**EXTRACTED RECORDS**
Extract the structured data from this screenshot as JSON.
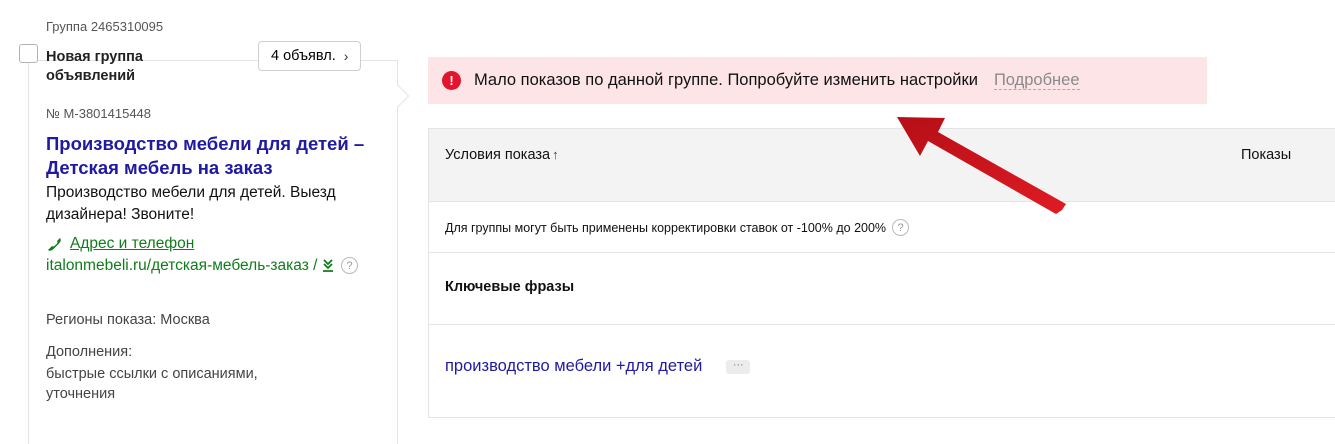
{
  "group": {
    "id_label": "Группа 2465310095",
    "name": "Новая группа объявлений",
    "ads_button": "4 объявл.",
    "ads_button_icon": "chevron-right-icon"
  },
  "ad": {
    "number": "№ М-3801415448",
    "title": "Производство мебели для детей – Детская мебель на заказ",
    "text": "Производство мебели для детей. Выезд дизайнера! Звоните!",
    "contact_link": "Адрес и телефон",
    "display_url": "italonmebeli.ru/детская-мебель-заказ /",
    "regions": "Регионы показа: Москва",
    "extras_label": "Дополнения:",
    "extras_value": "быстрые ссылки с описаниями, уточнения"
  },
  "alert": {
    "text": "Мало показов по данной группе. Попробуйте изменить настройки",
    "more_link": "Подробнее",
    "icon": "exclamation-icon",
    "color": "#e3142d",
    "background": "#fde4e7"
  },
  "table": {
    "col_conditions": "Условия показа",
    "sort_arrow": "↑",
    "col_shows": "Показы",
    "bid_note": "Для группы могут быть применены корректировки ставок от -100% до 200%",
    "keywords_header": "Ключевые фразы",
    "phrases": [
      "производство мебели +для детей"
    ],
    "more_button": "···"
  },
  "help_glyph": "?",
  "colors": {
    "title_link": "#1f1aa0",
    "green_link": "#107c1a",
    "annotation_arrow": "#d1131d"
  }
}
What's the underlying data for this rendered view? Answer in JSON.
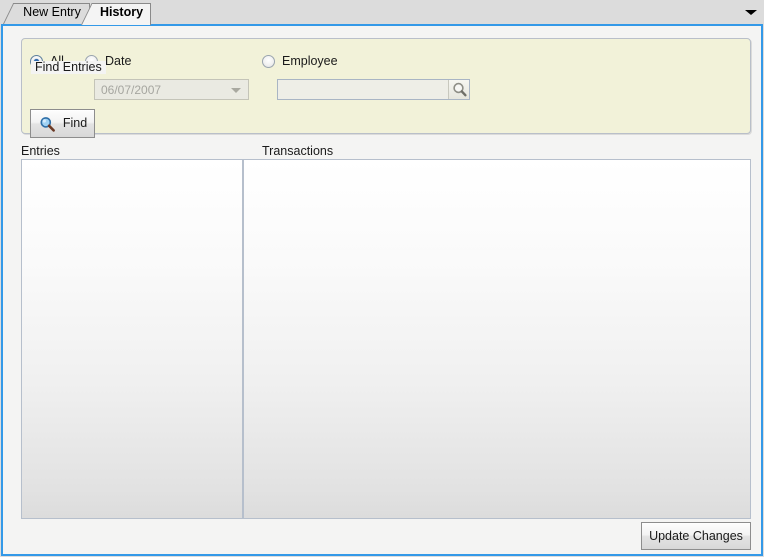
{
  "window": {
    "background_color": "#dcdcdc",
    "accent_color": "#3399e8"
  },
  "tabs": {
    "items": [
      {
        "label": "New Entry",
        "active": false
      },
      {
        "label": "History",
        "active": true
      }
    ],
    "overflow_icon": "chevron-down-icon"
  },
  "find_entries": {
    "title": "Find Entries",
    "panel_color": "#f2f2d9",
    "radios": [
      {
        "label": "All",
        "checked": true
      },
      {
        "label": "Date",
        "checked": false
      },
      {
        "label": "Employee",
        "checked": false
      }
    ],
    "date_field": {
      "value": "06/07/2007",
      "enabled": false,
      "caret_icon": "chevron-down-icon"
    },
    "employee_field": {
      "value": "",
      "placeholder": "",
      "button_icon": "search-icon"
    },
    "find_button": {
      "label": "Find",
      "icon": "search-icon"
    }
  },
  "lists": {
    "entries": {
      "label": "Entries",
      "items": []
    },
    "transactions": {
      "label": "Transactions",
      "items": []
    }
  },
  "footer": {
    "update_button_label": "Update Changes"
  }
}
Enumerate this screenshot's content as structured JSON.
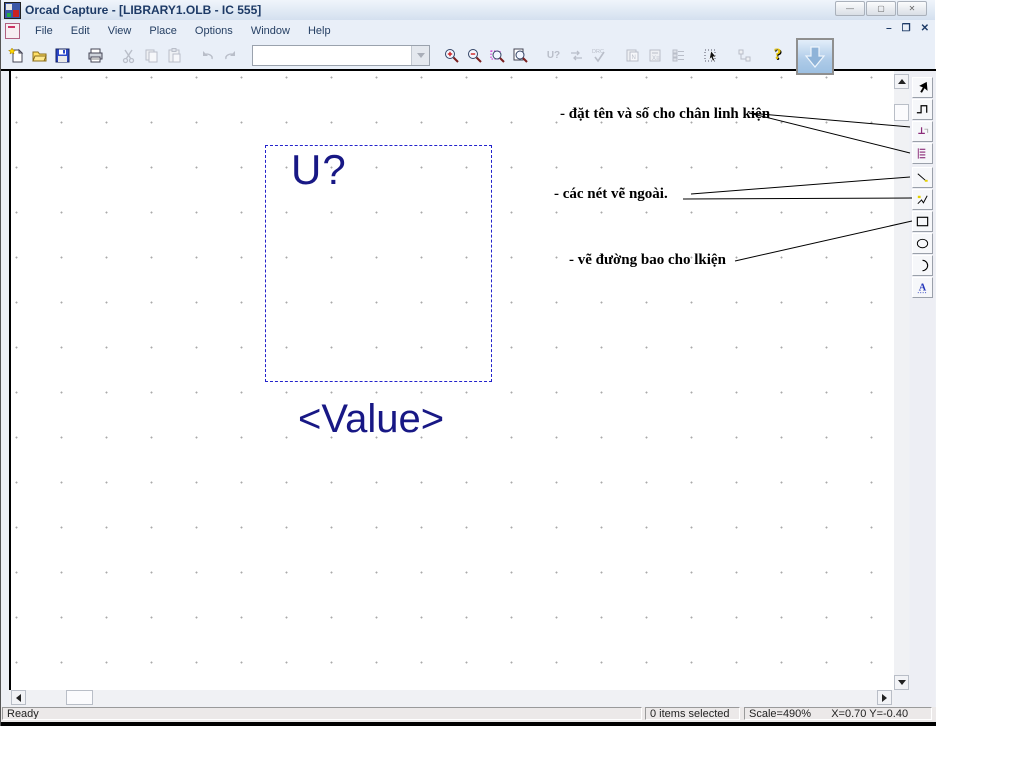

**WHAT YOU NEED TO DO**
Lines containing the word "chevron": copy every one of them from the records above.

**RESPONSE FOR THIS EXERCISE**
    "ads_button_icon": "chevron-right-icon"
    "overflow_icon": "chevron-down-icon"
      "caret_icon": "chevron-down-icon"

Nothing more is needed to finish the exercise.